CHARLESTON S.C. – The city that plunged the nation into its bloodiest conflict also can lay a claim to holding the first Memorial Day observance honoring the dead from the Civil War.
In a little known event, as many as 10,000 people, many of them Black, gathered May 1, 1865, to hold a parade, hear speeches and dedicate the graves of Union dead in what is now Hampton Park in Charleston.
A number of towns around the nation claim holding the first Memorial Day, although the distinction generally goes to the town of Waterloo, in upstate New York.
“What happened in Charleston does have the right to claim to be first, if that matters,” said David Blight, a history professor at Yale who has extensively researched the Charleston event.
“It involved several thousand Freedmen. It had all sorts of official involvement by Union troops, and it had the involvement of Northern missionaries and teachers who had been teaching at Freedmen schools for months,” said Blight, also director of the Gilder Lehrman Center for the Study of Slavery, Resistance and Abolition.
Hampton park was originally the Planters Race Course and, during the final months of the Civil War, a hellish open-air Confederate prison. A total of 267 Union troops died at the camp, some of whom had been moved from the infamous Andersonville prison in Georgia before it was liberated.
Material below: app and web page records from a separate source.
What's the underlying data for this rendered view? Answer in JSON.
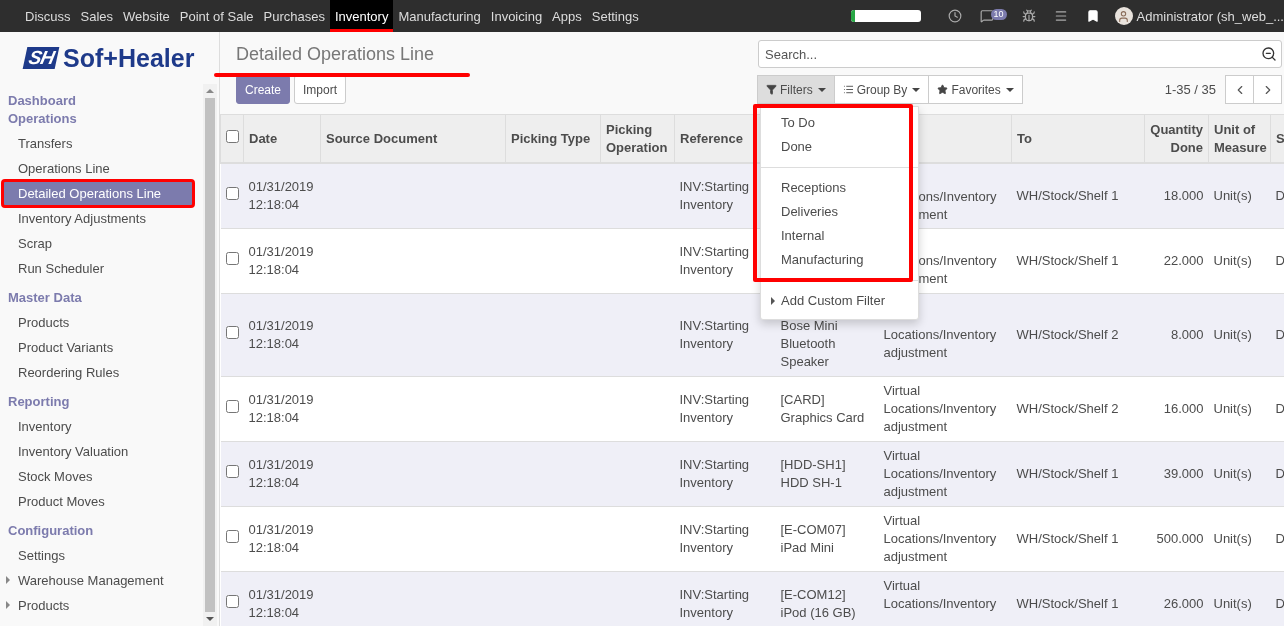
{
  "navbar": {
    "apps": [
      {
        "label": "Discuss",
        "selected": false,
        "annotated": false
      },
      {
        "label": "Sales",
        "selected": false,
        "annotated": false
      },
      {
        "label": "Website",
        "selected": false,
        "annotated": false
      },
      {
        "label": "Point of Sale",
        "selected": false,
        "annotated": false
      },
      {
        "label": "Purchases",
        "selected": false,
        "annotated": false
      },
      {
        "label": "Inventory",
        "selected": true,
        "annotated": true
      },
      {
        "label": "Manufacturing",
        "selected": false,
        "annotated": false
      },
      {
        "label": "Invoicing",
        "selected": false,
        "annotated": false
      },
      {
        "label": "Apps",
        "selected": false,
        "annotated": false
      },
      {
        "label": "Settings",
        "selected": false,
        "annotated": false
      }
    ],
    "progress": {
      "level": 0.06
    },
    "messages_badge": "10",
    "user": "Administrator (sh_web_..."
  },
  "logo": {
    "mark": "SH",
    "name": "Sof+Healer"
  },
  "sidebar": {
    "sections": [
      {
        "title": "Dashboard Operations",
        "items": [
          {
            "label": "Transfers",
            "selected": false,
            "annotated": false,
            "expandable": false
          },
          {
            "label": "Operations Line",
            "selected": false,
            "annotated": false,
            "expandable": false
          },
          {
            "label": "Detailed Operations Line",
            "selected": true,
            "annotated": true,
            "expandable": false
          },
          {
            "label": "Inventory Adjustments",
            "selected": false,
            "annotated": false,
            "expandable": false
          },
          {
            "label": "Scrap",
            "selected": false,
            "annotated": false,
            "expandable": false
          },
          {
            "label": "Run Scheduler",
            "selected": false,
            "annotated": false,
            "expandable": false
          }
        ]
      },
      {
        "title": "Master Data",
        "items": [
          {
            "label": "Products",
            "selected": false,
            "annotated": false,
            "expandable": false
          },
          {
            "label": "Product Variants",
            "selected": false,
            "annotated": false,
            "expandable": false
          },
          {
            "label": "Reordering Rules",
            "selected": false,
            "annotated": false,
            "expandable": false
          }
        ]
      },
      {
        "title": "Reporting",
        "items": [
          {
            "label": "Inventory",
            "selected": false,
            "annotated": false,
            "expandable": false
          },
          {
            "label": "Inventory Valuation",
            "selected": false,
            "annotated": false,
            "expandable": false
          },
          {
            "label": "Stock Moves",
            "selected": false,
            "annotated": false,
            "expandable": false
          },
          {
            "label": "Product Moves",
            "selected": false,
            "annotated": false,
            "expandable": false
          }
        ]
      },
      {
        "title": "Configuration",
        "items": [
          {
            "label": "Settings",
            "selected": false,
            "annotated": false,
            "expandable": false
          },
          {
            "label": "Warehouse Management",
            "selected": false,
            "annotated": false,
            "expandable": true
          },
          {
            "label": "Products",
            "selected": false,
            "annotated": false,
            "expandable": true
          }
        ]
      }
    ]
  },
  "control_panel": {
    "title": "Detailed Operations Line",
    "title_annotated": true,
    "buttons": [
      {
        "label": "Create",
        "kind": "primary"
      },
      {
        "label": "Import",
        "kind": "secondary"
      }
    ],
    "search": {
      "placeholder": "Search..."
    },
    "search_options": [
      {
        "label": "Filters",
        "kind": "filter",
        "selected": true
      },
      {
        "label": "Group By",
        "kind": "group",
        "selected": false
      },
      {
        "label": "Favorites",
        "kind": "star",
        "selected": false
      }
    ],
    "pager": "1-35 / 35"
  },
  "filters_menu": {
    "annotated": true,
    "groups": [
      [
        "To Do",
        "Done"
      ],
      [
        "Receptions",
        "Deliveries",
        "Internal",
        "Manufacturing"
      ]
    ],
    "custom": "Add Custom Filter"
  },
  "table": {
    "select_all": {
      "checked": false
    },
    "columns": [
      {
        "label": "Date",
        "kind": "text"
      },
      {
        "label": "Source Document",
        "kind": "text"
      },
      {
        "label": "Picking Type",
        "kind": "text"
      },
      {
        "label": "Picking Operation",
        "kind": "text"
      },
      {
        "label": "Reference",
        "kind": "text"
      },
      {
        "kind": "covered"
      },
      {
        "kind": "covered"
      },
      {
        "label": "To",
        "kind": "text"
      },
      {
        "label": "Quantity Done",
        "kind": "number"
      },
      {
        "label": "Unit of Measure",
        "kind": "text"
      },
      {
        "label": "S",
        "kind": "text"
      }
    ],
    "rows": [
      {
        "checked": false,
        "date": [
          "01/31/2019",
          "12:18:04"
        ],
        "reference": [
          "INV:Starting",
          "Inventory"
        ],
        "from": [
          "ons/Inventory",
          "ment"
        ],
        "covered": true,
        "to": "WH/Stock/Shelf 1",
        "qty": "18.000",
        "uom": "Unit(s)",
        "column_12": "D"
      },
      {
        "checked": false,
        "date": [
          "01/31/2019",
          "12:18:04"
        ],
        "reference": [
          "INV:Starting",
          "Inventory"
        ],
        "from": [
          "ons/Inventory",
          "ment"
        ],
        "covered": true,
        "to": "WH/Stock/Shelf 1",
        "qty": "22.000",
        "uom": "Unit(s)",
        "column_12": "D"
      },
      {
        "checked": false,
        "date": [
          "01/31/2019",
          "12:18:04"
        ],
        "reference": [
          "INV:Starting",
          "Inventory"
        ],
        "product": [
          "Bose Mini",
          "Bluetooth",
          "Speaker"
        ],
        "from": [
          "Locations/Inventory",
          "adjustment"
        ],
        "covered": true,
        "to": "WH/Stock/Shelf 2",
        "qty": "8.000",
        "uom": "Unit(s)",
        "column_12": "D"
      },
      {
        "checked": false,
        "date": [
          "01/31/2019",
          "12:18:04"
        ],
        "reference": [
          "INV:Starting",
          "Inventory"
        ],
        "product": [
          "[CARD]",
          "Graphics Card"
        ],
        "from": [
          "Virtual",
          "Locations/Inventory",
          "adjustment"
        ],
        "covered": false,
        "to": "WH/Stock/Shelf 2",
        "qty": "16.000",
        "uom": "Unit(s)",
        "column_12": "D"
      },
      {
        "checked": false,
        "date": [
          "01/31/2019",
          "12:18:04"
        ],
        "reference": [
          "INV:Starting",
          "Inventory"
        ],
        "product": [
          "[HDD-SH1]",
          "HDD SH-1"
        ],
        "from": [
          "Virtual",
          "Locations/Inventory",
          "adjustment"
        ],
        "covered": false,
        "to": "WH/Stock/Shelf 1",
        "qty": "39.000",
        "uom": "Unit(s)",
        "column_12": "D"
      },
      {
        "checked": false,
        "date": [
          "01/31/2019",
          "12:18:04"
        ],
        "reference": [
          "INV:Starting",
          "Inventory"
        ],
        "product": [
          "[E-COM07]",
          "iPad Mini"
        ],
        "from": [
          "Virtual",
          "Locations/Inventory",
          "adjustment"
        ],
        "covered": false,
        "to": "WH/Stock/Shelf 1",
        "qty": "500.000",
        "uom": "Unit(s)",
        "column_12": "D"
      },
      {
        "checked": false,
        "date": [
          "01/31/2019",
          "12:18:04"
        ],
        "reference": [
          "INV:Starting",
          "Inventory"
        ],
        "product": [
          "[E-COM12]",
          "iPod (16 GB)"
        ],
        "from": [
          "Virtual",
          "Locations/Inventory"
        ],
        "covered": false,
        "to": "WH/Stock/Shelf 1",
        "qty": "26.000",
        "uom": "Unit(s)",
        "column_12": "D"
      }
    ]
  }
}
The dead were originally buried in a mass grave by the Confederates, but, after the war, members of Black churches buried them in individual graves at the site of the camp.
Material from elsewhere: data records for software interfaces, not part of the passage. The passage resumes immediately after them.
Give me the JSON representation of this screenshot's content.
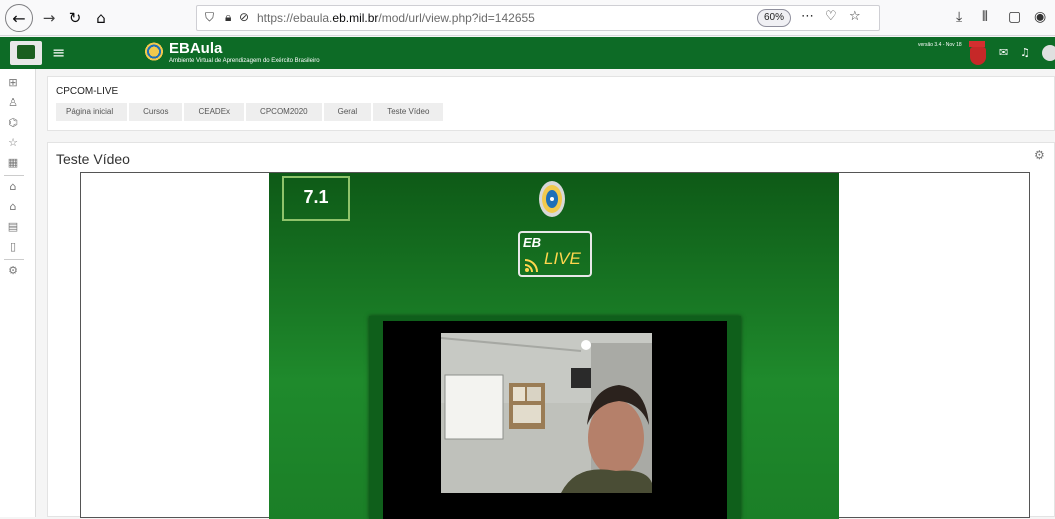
{
  "browser": {
    "url_prefix": "https://ebaula.",
    "url_domain": "eb.mil.br",
    "url_path": "/mod/url/view.php?id=142655",
    "zoom": "60%"
  },
  "navbar": {
    "brand_title": "EBAula",
    "brand_subtitle": "Ambiente Virtual de Aprendizagem do Exército Brasileiro",
    "version": "versão 3.4 - Nov 18"
  },
  "header": {
    "course_name": "CPCOM-LIVE",
    "breadcrumb": [
      "Página inicial",
      "Cursos",
      "CEADEx",
      "CPCOM2020",
      "Geral",
      "Teste Vídeo"
    ]
  },
  "main": {
    "title": "Teste Vídeo",
    "video_badge": "7.1",
    "live_logo_eb": "EB",
    "live_logo_word": "LIVE"
  },
  "colors": {
    "navbar": "#0d6b26",
    "video_green": "#1f8a2c",
    "badge_border": "#8fc36b"
  },
  "icons": {
    "back": "arrow-left-icon",
    "forward": "arrow-right-icon",
    "reload": "reload-icon",
    "home": "home-icon",
    "settings": "gear-icon"
  }
}
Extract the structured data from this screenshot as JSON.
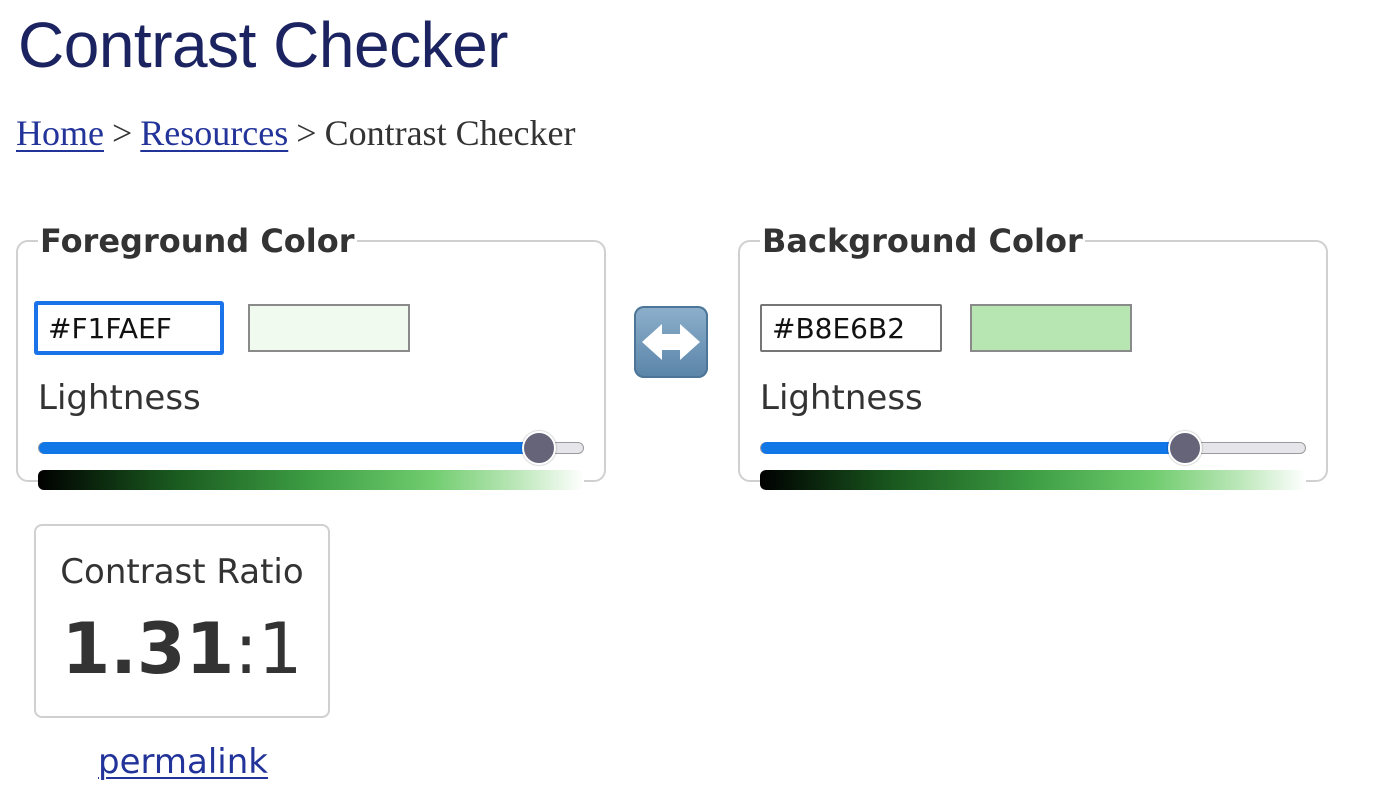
{
  "page": {
    "title": "Contrast Checker"
  },
  "breadcrumb": {
    "home": "Home",
    "resources": "Resources",
    "separator": ">",
    "current": "Contrast Checker"
  },
  "foreground": {
    "legend": "Foreground Color",
    "hex_value": "#F1FAEF",
    "swatch_color": "#F1FAEF",
    "lightness_label": "Lightness",
    "lightness_fraction": 0.92
  },
  "background": {
    "legend": "Background Color",
    "hex_value": "#B8E6B2",
    "swatch_color": "#B8E6B2",
    "lightness_label": "Lightness",
    "lightness_fraction": 0.78
  },
  "swap": {
    "icon": "left-right-arrow-icon",
    "color": "#6b8fb3"
  },
  "result": {
    "label": "Contrast Ratio",
    "ratio_number": "1.31",
    "ratio_suffix": ":1"
  },
  "permalink": {
    "label": "permalink"
  },
  "colors": {
    "title": "#1B2360",
    "link": "#223399",
    "slider_fill": "#1176E6",
    "slider_thumb": "#656479",
    "focus": "#1A73E8"
  }
}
An arch over the graveyard entrance identified those buried there as “The Martyrs of the Race Course.” The Union dead were later moved to national cemeteries.
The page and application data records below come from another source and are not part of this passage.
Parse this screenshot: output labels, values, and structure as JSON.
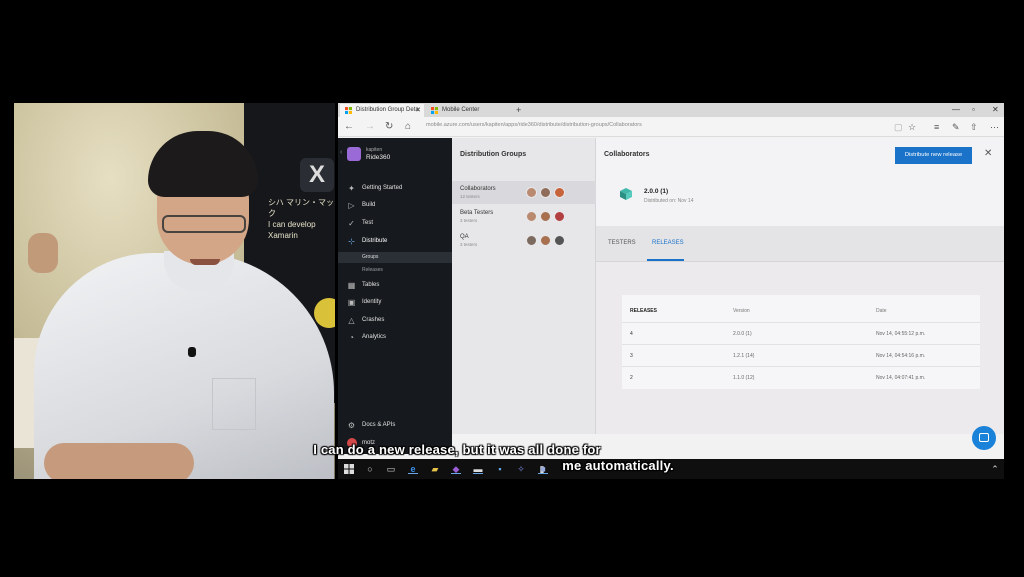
{
  "browser": {
    "tabs": [
      {
        "label": "Distribution Group Deta",
        "active": true
      },
      {
        "label": "Mobile Center",
        "active": false
      }
    ],
    "url": "mobile.azure.com/users/kapiten/apps/ride360/distribute/distribution-groups/Collaborators"
  },
  "app": {
    "owner": "kapiten",
    "name": "Ride360",
    "nav": [
      {
        "label": "Getting Started",
        "icon": "rocket-icon"
      },
      {
        "label": "Build",
        "icon": "play-icon"
      },
      {
        "label": "Test",
        "icon": "check-circle-icon"
      },
      {
        "label": "Distribute",
        "icon": "distribute-icon",
        "active": true
      },
      {
        "label": "Tables",
        "icon": "tables-icon"
      },
      {
        "label": "Identity",
        "icon": "identity-icon"
      },
      {
        "label": "Crashes",
        "icon": "warning-icon"
      },
      {
        "label": "Analytics",
        "icon": "analytics-icon"
      }
    ],
    "sub_nav": [
      {
        "label": "Groups",
        "active": true
      },
      {
        "label": "Releases"
      }
    ],
    "bottom_nav": [
      {
        "label": "Docs & APIs",
        "icon": "gear-icon"
      },
      {
        "label": "motz",
        "icon": "user-avatar"
      }
    ]
  },
  "groups_pane": {
    "title": "Distribution Groups",
    "groups": [
      {
        "name": "Collaborators",
        "sub": "12 testers",
        "active": true
      },
      {
        "name": "Beta Testers",
        "sub": "3 testers"
      },
      {
        "name": "QA",
        "sub": "3 testers"
      }
    ]
  },
  "detail": {
    "title": "Collaborators",
    "distribute_button": "Distribute new release",
    "latest_version": "2.0.0 (1)",
    "latest_distributed": "Distributed on: Nov 14",
    "tabs": [
      {
        "label": "TESTERS"
      },
      {
        "label": "RELEASES",
        "active": true
      }
    ],
    "table": {
      "headers": [
        "RELEASES",
        "Version",
        "Date"
      ],
      "rows": [
        {
          "id": "4",
          "version": "2.0.0 (1)",
          "date": "Nov 14, 04:55:12 p.m."
        },
        {
          "id": "3",
          "version": "1.2.1 (14)",
          "date": "Nov 14, 04:54:16 p.m."
        },
        {
          "id": "2",
          "version": "1.1.0 (12)",
          "date": "Nov 14, 04:07:41 p.m."
        }
      ]
    }
  },
  "webcam": {
    "banner_text": "シハ マリン・マック\nI can develop Xamarin"
  },
  "captions": {
    "line1": "I can do a new release, but it was all done for",
    "line2": "me automatically."
  },
  "colors": {
    "accent": "#1a73c9",
    "sidebar": "#16191d",
    "app_logo": "#9a6bd6"
  }
}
The Charleston commemoration was referred to at the time as Decoration Day, as were other early Memorial Day observances.
Blight, who became familiar with the event while doing research in the late 1990s, said that, although the Charleston commemoration was reported in the national media, it quickly passed from official memory in South Carolina.
The Northern troops went home and the memory remained generally with Blacks.
“As the Lost Cause tradition—the Southern, Confederate version of the meaning and memory of the war—set in, no one in White Charleston or the state was interested in remembering the war through this event,” Blight said.
He said memory of the event was suppressed when White Democrats took back control of the state in 1876 and Southern states held their own Confederate Memorial Days.
Blight gave a seminar on the Charleston event here nine years ago, and a marker has been placed at the park proclaiming it the site of the nation’s first Memorial Day.
In the North, in 1868, the commander of the Grand Army of the Republic ordered the graves of the war dead be decorated with flowers and memorials.
Two years earlier, in 1866, Waterloo held its first Memorial Day. The entire community has celebrated the day every year since, and, 100 years after that first observance, then-President Lyndon Johnson signed a proclamation designating the town as the birthplace of Memorial Day, said Nancy Newland, the executive director of the Waterloo Library and Historical Society.
“At the end of the day you have to ask does it really matter who is first. But if the issue is what is the first event, Charleston occurred a full year earlier,” Blight said.
Memorial Day through the years was generally celebrated May 30. Beginning in 1971, the federal holiday was designated as the last Monday in May.